Don’t believe me?
Check out some of your favorite blogs.
In general, you’ll find that the ‘best’ (and hence most engaging) posts on these blogs, tend to generate the most comments.
Though you can take some steps, here and there, to encourage more people to comment, nothing does the trick quite like a great blog post.
In any case, if you want to encourage comments, consider replying to each and every comment that is posted on your blog. Let people know that you’re listening and that you’re appreciative of any engagement.
You might even want to experiment with asking people to leave a comment and suggesting some rules for commenting, too.
Here’s an example, from the Fourhourworkweek blog.
Doing so, will make people feel more comfortable will the idea of leaving a comment, when they otherwise might not have.
Viewing metrics in relation to one another
It’s important to quickly cover this point…
Though each of the metrics we’ve covered here are important, it’s often a bad idea to view them in isolation.
For example, if you’re looking to raise your conversion rates, don’t do so at the expense of your blog’s user experience. That can limit shares and potentially raise bounce rates.
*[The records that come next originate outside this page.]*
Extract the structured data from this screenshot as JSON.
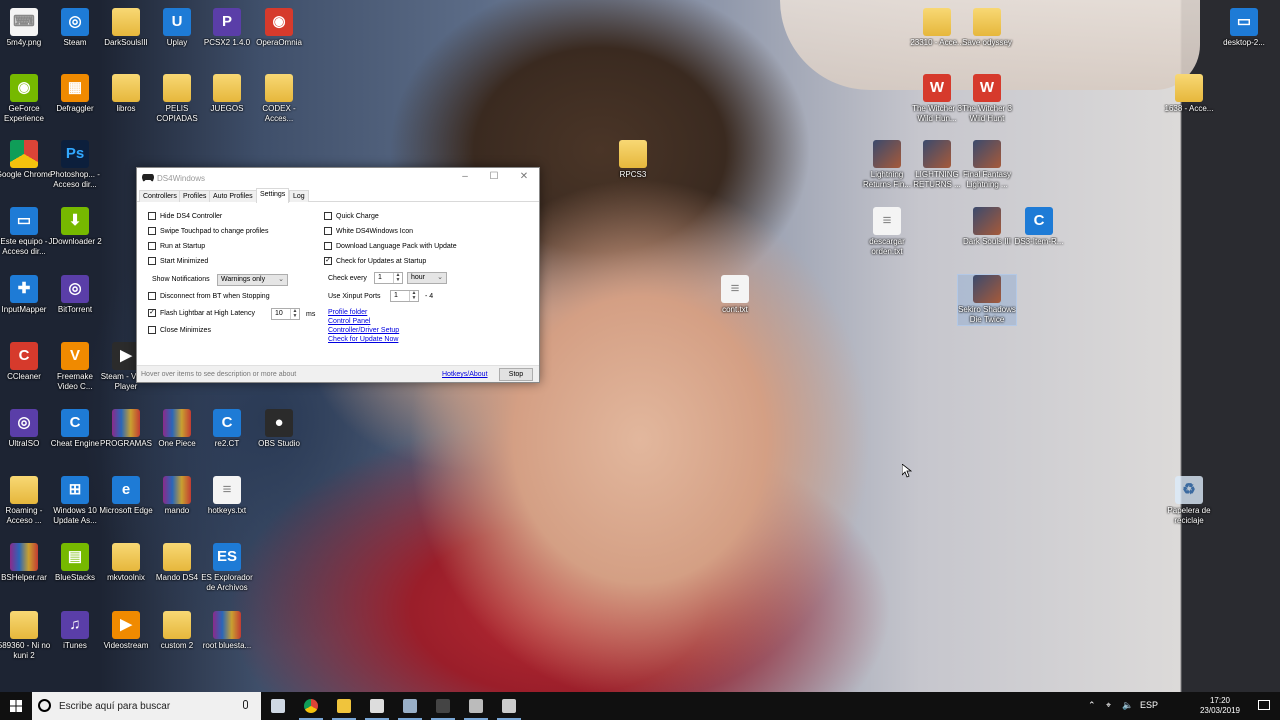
{
  "desktop": {
    "icons": [
      {
        "label": "5m4y.png",
        "glyph": "keyboard-icon"
      },
      {
        "label": "Steam",
        "glyph": "steam-icon"
      },
      {
        "label": "DarkSoulsIII",
        "glyph": "file-icon"
      },
      {
        "label": "Uplay",
        "glyph": "uplay-icon"
      },
      {
        "label": "PCSX2 1.4.0",
        "glyph": "pcsx2-icon"
      },
      {
        "label": "OperaOmnia",
        "glyph": "operaomnia-icon"
      },
      {
        "label": "23310 - Acce...",
        "glyph": "folder-icon"
      },
      {
        "label": "Save odyssey",
        "glyph": "folder-icon"
      },
      {
        "label": "desktop-2...",
        "glyph": "computer-icon"
      },
      {
        "label": "GeForce Experience",
        "glyph": "nvidia-icon"
      },
      {
        "label": "Defraggler",
        "glyph": "defraggler-icon"
      },
      {
        "label": "libros",
        "glyph": "file-icon"
      },
      {
        "label": "PELIS COPIADAS",
        "glyph": "folder-icon"
      },
      {
        "label": "JUEGOS",
        "glyph": "folder-icon"
      },
      {
        "label": "CODEX - Acces...",
        "glyph": "folder-icon"
      },
      {
        "label": "The Witcher 3 Wild Hun...",
        "glyph": "witcher-icon"
      },
      {
        "label": "The Witcher 3 Wild Hunt",
        "glyph": "witcher-icon"
      },
      {
        "label": "1638 - Acce...",
        "glyph": "folder-icon"
      },
      {
        "label": "Google Chrome",
        "glyph": "chrome-icon"
      },
      {
        "label": "Photoshop... - Acceso dir...",
        "glyph": "photoshop-icon"
      },
      {
        "label": "RPCS3",
        "glyph": "folder-icon"
      },
      {
        "label": "Lightning Returns Fin...",
        "glyph": "game-icon"
      },
      {
        "label": "LIGHTNING RETURNS ...",
        "glyph": "game-icon"
      },
      {
        "label": "Final Fantasy Lightning ...",
        "glyph": "game-icon"
      },
      {
        "label": "Este equipo - Acceso dir...",
        "glyph": "computer-icon"
      },
      {
        "label": "JDownloader 2",
        "glyph": "jdownloader-icon"
      },
      {
        "label": "descargar orden.txt",
        "glyph": "txt-icon"
      },
      {
        "label": "Dark Souls III",
        "glyph": "game-icon"
      },
      {
        "label": "DS3-Item-R...",
        "glyph": "cheat-engine-icon"
      },
      {
        "label": "InputMapper",
        "glyph": "inputmapper-icon"
      },
      {
        "label": "BitTorrent",
        "glyph": "bittorrent-icon"
      },
      {
        "label": "cont.txt",
        "glyph": "txt-icon"
      },
      {
        "label": "Sekiro Shadows Die Twice",
        "glyph": "game-icon"
      },
      {
        "label": "CCleaner",
        "glyph": "ccleaner-icon"
      },
      {
        "label": "Freemake Video C...",
        "glyph": "freemake-icon"
      },
      {
        "label": "Steam - Video Player",
        "glyph": "video-icon"
      },
      {
        "label": "UltraISO",
        "glyph": "ultraiso-icon"
      },
      {
        "label": "Cheat Engine",
        "glyph": "cheat-engine-icon"
      },
      {
        "label": "PROGRAMAS",
        "glyph": "rar-icon"
      },
      {
        "label": "One Piece",
        "glyph": "rar-icon"
      },
      {
        "label": "re2.CT",
        "glyph": "cheat-engine-icon"
      },
      {
        "label": "OBS Studio",
        "glyph": "obs-icon"
      },
      {
        "label": "Roaming - Acceso ...",
        "glyph": "folder-icon"
      },
      {
        "label": "Windows 10 Update As...",
        "glyph": "windows-icon"
      },
      {
        "label": "Microsoft Edge",
        "glyph": "edge-icon"
      },
      {
        "label": "mando",
        "glyph": "rar-icon"
      },
      {
        "label": "hotkeys.txt",
        "glyph": "txt-icon"
      },
      {
        "label": "Papelera de reciclaje",
        "glyph": "recycle-bin-icon"
      },
      {
        "label": "BSHelper.rar",
        "glyph": "rar-icon"
      },
      {
        "label": "BlueStacks",
        "glyph": "bluestacks-icon"
      },
      {
        "label": "mkvtoolnix",
        "glyph": "file-icon"
      },
      {
        "label": "Mando DS4",
        "glyph": "file-icon"
      },
      {
        "label": "ES Explorador de Archivos",
        "glyph": "es-explorer-icon"
      },
      {
        "label": "589360 - Ni no kuni 2",
        "glyph": "file-icon"
      },
      {
        "label": "iTunes",
        "glyph": "itunes-icon"
      },
      {
        "label": "Videostream",
        "glyph": "videostream-icon"
      },
      {
        "label": "custom 2",
        "glyph": "folder-icon"
      },
      {
        "label": "root bluesta...",
        "glyph": "rar-icon"
      }
    ]
  },
  "window": {
    "title": "DS4Windows",
    "tabs": [
      "Controllers",
      "Profiles",
      "Auto Profiles",
      "Settings",
      "Log"
    ],
    "active_tab": "Settings",
    "left_options": [
      {
        "label": "Hide DS4 Controller",
        "checked": false
      },
      {
        "label": "Swipe Touchpad to change profiles",
        "checked": false
      },
      {
        "label": "Run at Startup",
        "checked": false
      },
      {
        "label": "Start Minimized",
        "checked": false
      }
    ],
    "notifications": {
      "label": "Show Notifications",
      "value": "Warnings only"
    },
    "left_options_2": [
      {
        "label": "Disconnect from BT when Stopping",
        "checked": false
      },
      {
        "label": "Flash Lightbar at High Latency",
        "checked": true
      },
      {
        "label": "Close Minimizes",
        "checked": false
      }
    ],
    "latency": {
      "value": "10",
      "unit": "ms"
    },
    "right_options": [
      {
        "label": "Quick Charge",
        "checked": false
      },
      {
        "label": "White DS4Windows Icon",
        "checked": false
      },
      {
        "label": "Download Language Pack with Update",
        "checked": false
      },
      {
        "label": "Check for Updates at Startup",
        "checked": true
      }
    ],
    "check_every": {
      "label": "Check every",
      "value": "1",
      "unit": "hour"
    },
    "xinput": {
      "label": "Use Xinput Ports",
      "value": "1",
      "suffix": "- 4"
    },
    "links": [
      "Profile folder",
      "Control Panel",
      "Controller/Driver Setup",
      "Check for Update Now"
    ],
    "status": "Hover over items to see description or more about",
    "hotkeys_link": "Hotkeys/About",
    "stop_button": "Stop"
  },
  "taskbar": {
    "search_placeholder": "Escribe aquí para buscar",
    "apps": [
      "task-view-icon",
      "chrome-icon",
      "file-explorer-icon",
      "ds4windows-icon",
      "steam-icon",
      "app-icon",
      "snipping-icon",
      "ds4-icon"
    ],
    "language": "ESP",
    "time": "17:20",
    "date": "23/03/2019"
  },
  "colors": {
    "taskbar": "#101010",
    "link": "#0000e0",
    "accent": "#7aa7d6"
  }
}
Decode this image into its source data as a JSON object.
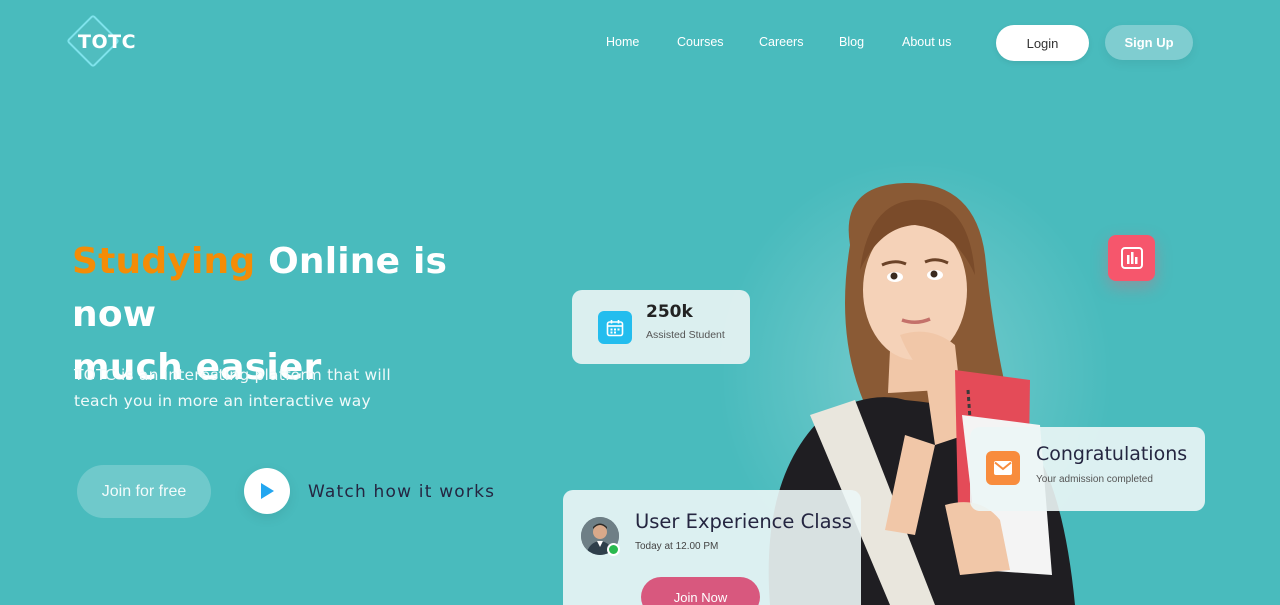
{
  "brand": {
    "logo_text": "TOTC"
  },
  "nav": {
    "items": [
      "Home",
      "Courses",
      "Careers",
      "Blog",
      "About us"
    ],
    "login_label": "Login",
    "signup_label": "Sign Up"
  },
  "hero": {
    "headline_accent": "Studying",
    "headline_rest_line1": " Online is now",
    "headline_line2": "much easier",
    "subtext": "TOTC is an interesting platform that will teach you in more an interactive way",
    "join_label": "Join for free",
    "watch_label": "Watch how it works"
  },
  "cards": {
    "students": {
      "value": "250k",
      "label": "Assisted Student",
      "icon": "calendar-icon"
    },
    "congrats": {
      "title": "Congratulations",
      "subtitle": "Your admission completed",
      "icon": "mail-icon"
    },
    "class": {
      "title": "User Experience Class",
      "time": "Today at 12.00 PM",
      "button": "Join Now"
    }
  },
  "colors": {
    "background": "#49BBBD",
    "accent_orange": "#F48C06",
    "chart_badge": "#F6566C",
    "join_now": "#D8587E"
  }
}
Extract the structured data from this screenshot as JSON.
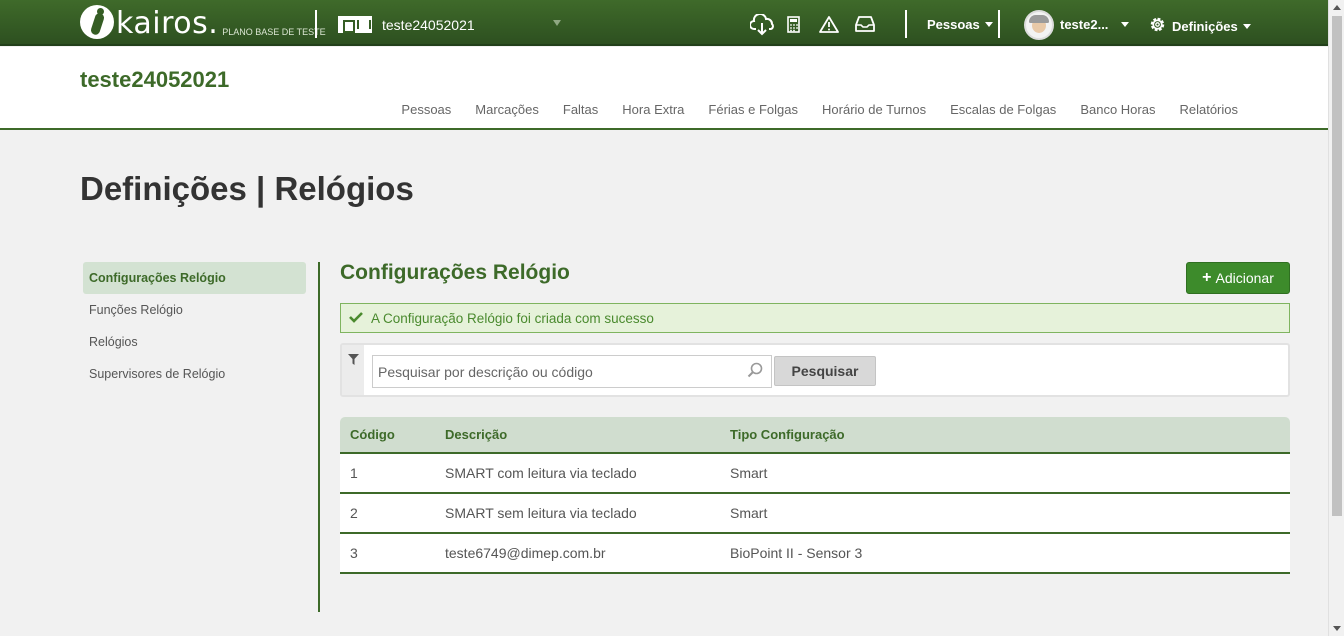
{
  "topbar": {
    "logo_text": "kairos.",
    "logo_sub": "PLANO BASE DE TESTE",
    "company": "teste24052021",
    "people_menu": "Pessoas",
    "user_name": "teste2...",
    "settings_menu": "Definições",
    "icons": [
      "cloud-download-icon",
      "calculator-icon",
      "warning-icon",
      "inbox-icon"
    ]
  },
  "header": {
    "company_title": "teste24052021",
    "nav": [
      "Pessoas",
      "Marcações",
      "Faltas",
      "Hora Extra",
      "Férias e Folgas",
      "Horário de Turnos",
      "Escalas de Folgas",
      "Banco Horas",
      "Relatórios"
    ]
  },
  "page": {
    "title": "Definições | Relógios"
  },
  "sidebar": {
    "items": [
      {
        "label": "Configurações Relógio",
        "active": true
      },
      {
        "label": "Funções Relógio",
        "active": false
      },
      {
        "label": "Relógios",
        "active": false
      },
      {
        "label": "Supervisores de Relógio",
        "active": false
      }
    ]
  },
  "content": {
    "title": "Configurações Relógio",
    "add_button": "Adicionar",
    "alert": "A Configuração Relógio foi criada com sucesso",
    "search": {
      "placeholder": "Pesquisar por descrição ou código",
      "value": "",
      "button": "Pesquisar"
    },
    "table": {
      "headers": [
        "Código",
        "Descrição",
        "Tipo Configuração"
      ],
      "rows": [
        [
          "1",
          "SMART com leitura via teclado",
          "Smart"
        ],
        [
          "2",
          "SMART sem leitura via teclado",
          "Smart"
        ],
        [
          "3",
          "teste6749@dimep.com.br",
          "BioPoint II - Sensor 3"
        ]
      ]
    }
  },
  "colors": {
    "primary": "#3d6a29",
    "button": "#3d8b2b",
    "alert_bg": "#e6f2da"
  }
}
The good news is that if you place a focus on improving the quality of your content, all of these metrics tend to rise as a result.
A rising tide lifts all boats – and your content should be that tide.
By paying attention to the right key metrics, you can improve the levels of engagement on your blog.
Knowing which metrics to pay attention to will let you know exactly what changes need to be made.
For example, a high bounce rate on a blog is letting you know something that low conversion rates don’t.
As mentioned, however, you don’t want to view any of these metrics in isolation.
If you take a holistic view, when reviewing the numbers behind your blog, you can more adequately develop a plan that will make your blog more engaging and develop a stronger social media marketing strategy alongside this.
So, review your numbers now and see what kinds of changes you need to make.
Do you have any tips when it comes to reviewing the metrics behind a blog so that it can be made more engaging? Please let me know in the comments below.